● **Aim of the task**: The answer should be one number only, namely how many lines of the records hold the word "Order".

● **Records to process**:
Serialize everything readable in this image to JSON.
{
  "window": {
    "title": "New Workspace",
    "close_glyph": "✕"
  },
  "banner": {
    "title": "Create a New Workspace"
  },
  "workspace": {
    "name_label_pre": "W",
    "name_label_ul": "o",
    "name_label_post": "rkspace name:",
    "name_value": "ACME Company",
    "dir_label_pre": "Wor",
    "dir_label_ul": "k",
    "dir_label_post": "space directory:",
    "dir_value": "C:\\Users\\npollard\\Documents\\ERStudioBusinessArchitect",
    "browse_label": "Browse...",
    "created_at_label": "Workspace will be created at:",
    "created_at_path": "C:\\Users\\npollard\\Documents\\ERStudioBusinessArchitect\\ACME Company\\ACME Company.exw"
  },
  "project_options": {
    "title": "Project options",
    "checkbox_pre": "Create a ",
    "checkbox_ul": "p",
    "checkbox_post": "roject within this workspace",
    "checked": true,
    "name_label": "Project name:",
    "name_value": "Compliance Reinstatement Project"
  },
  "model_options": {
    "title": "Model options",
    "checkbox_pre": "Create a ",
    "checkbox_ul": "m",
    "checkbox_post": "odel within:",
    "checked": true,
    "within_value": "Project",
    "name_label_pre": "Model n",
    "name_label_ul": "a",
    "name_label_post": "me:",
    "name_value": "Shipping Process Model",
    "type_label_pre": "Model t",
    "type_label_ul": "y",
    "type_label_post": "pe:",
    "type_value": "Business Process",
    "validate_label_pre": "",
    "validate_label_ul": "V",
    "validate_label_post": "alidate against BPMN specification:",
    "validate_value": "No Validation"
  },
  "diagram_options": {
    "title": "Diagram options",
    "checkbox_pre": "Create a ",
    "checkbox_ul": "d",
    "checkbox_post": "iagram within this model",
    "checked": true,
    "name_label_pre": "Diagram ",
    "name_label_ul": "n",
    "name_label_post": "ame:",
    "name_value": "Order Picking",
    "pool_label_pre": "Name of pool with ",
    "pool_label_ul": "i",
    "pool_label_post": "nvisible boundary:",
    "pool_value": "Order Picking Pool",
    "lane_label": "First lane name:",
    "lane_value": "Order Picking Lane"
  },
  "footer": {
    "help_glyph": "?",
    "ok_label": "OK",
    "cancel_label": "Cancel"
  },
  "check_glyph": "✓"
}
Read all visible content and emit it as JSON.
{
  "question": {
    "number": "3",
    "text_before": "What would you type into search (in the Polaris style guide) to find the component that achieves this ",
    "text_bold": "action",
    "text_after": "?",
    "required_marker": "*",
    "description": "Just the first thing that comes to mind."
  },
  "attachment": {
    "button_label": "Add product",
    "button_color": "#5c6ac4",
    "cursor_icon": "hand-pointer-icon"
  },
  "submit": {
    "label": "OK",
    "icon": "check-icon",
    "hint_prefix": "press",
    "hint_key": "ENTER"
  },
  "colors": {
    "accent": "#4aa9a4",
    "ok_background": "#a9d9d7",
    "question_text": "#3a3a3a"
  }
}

● **Result of the exercise**: 3